## EXERCISE
Collect each line of the entries that holds the string "label".

## WORKING DATA

┄┄┄┄┄┄┄┄┄┄┄┄┄┄┄┄┄┄┄┄

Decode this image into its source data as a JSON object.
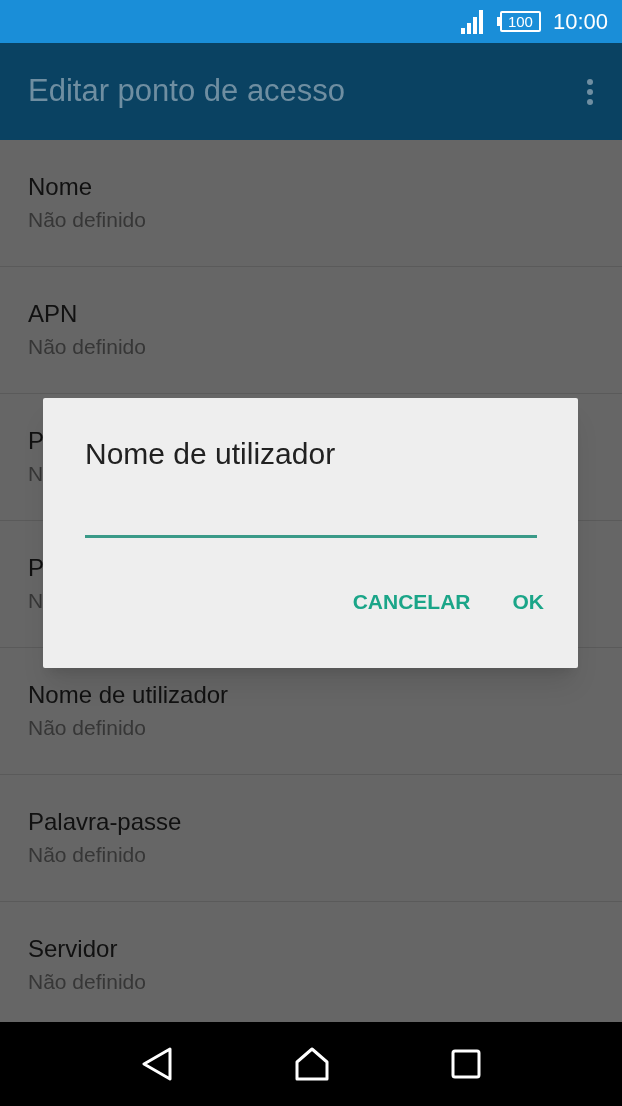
{
  "status_bar": {
    "battery": "100",
    "time": "10:00"
  },
  "app_bar": {
    "title": "Editar ponto de acesso"
  },
  "settings": [
    {
      "label": "Nome",
      "value": "Não definido"
    },
    {
      "label": "APN",
      "value": "Não definido"
    },
    {
      "label": "P",
      "value": "N"
    },
    {
      "label": "P",
      "value": "N"
    },
    {
      "label": "Nome de utilizador",
      "value": "Não definido"
    },
    {
      "label": "Palavra-passe",
      "value": "Não definido"
    },
    {
      "label": "Servidor",
      "value": "Não definido"
    }
  ],
  "dialog": {
    "title": "Nome de utilizador",
    "buttons": [
      "CANCELAR",
      "OK"
    ]
  }
}
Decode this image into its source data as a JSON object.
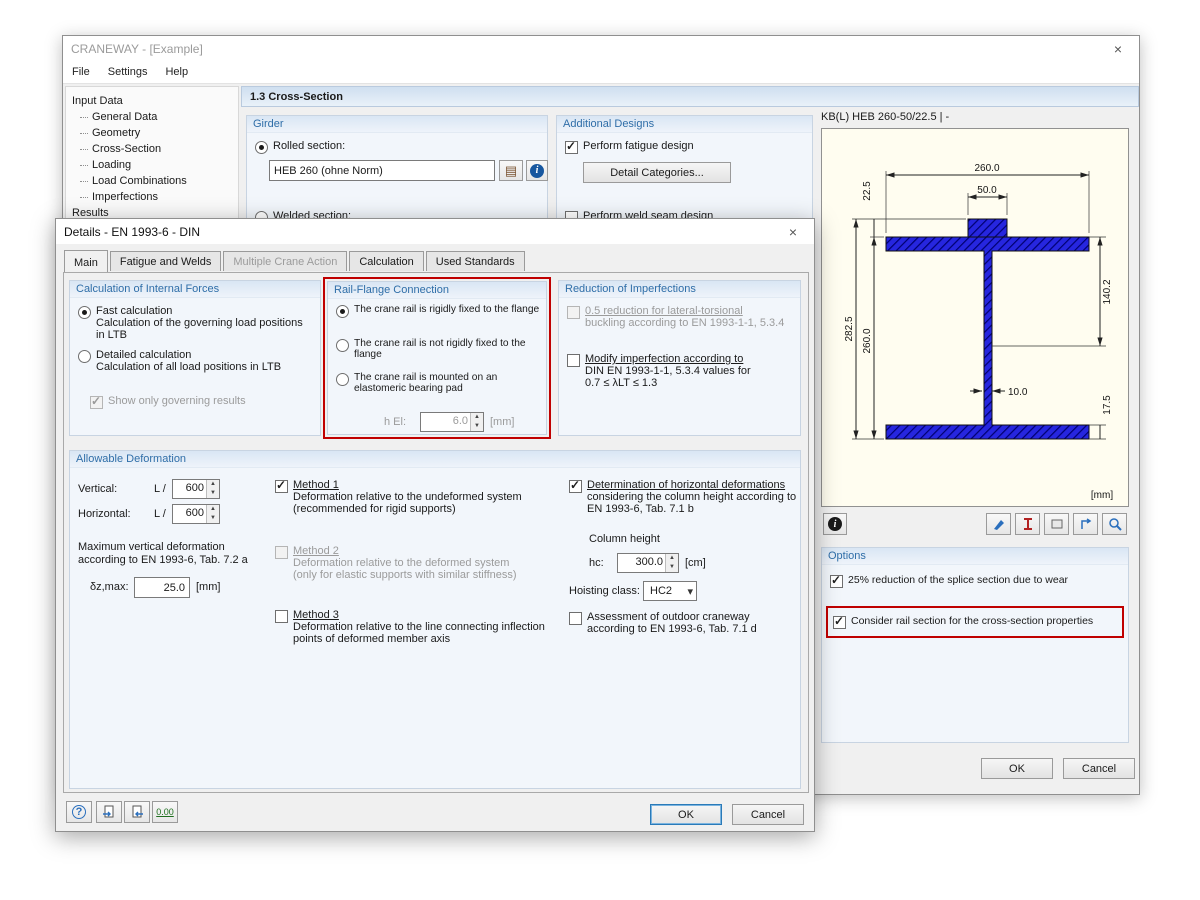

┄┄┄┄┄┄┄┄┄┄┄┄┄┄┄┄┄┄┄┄

## WRITTEN SOLUTION
      "label": "Nome",
      "label": "APN",
      "label": "P",
      "label": "P",
      "label": "Nome de utilizador",
      "label": "Palavra-passe",
      "label": "Servidor",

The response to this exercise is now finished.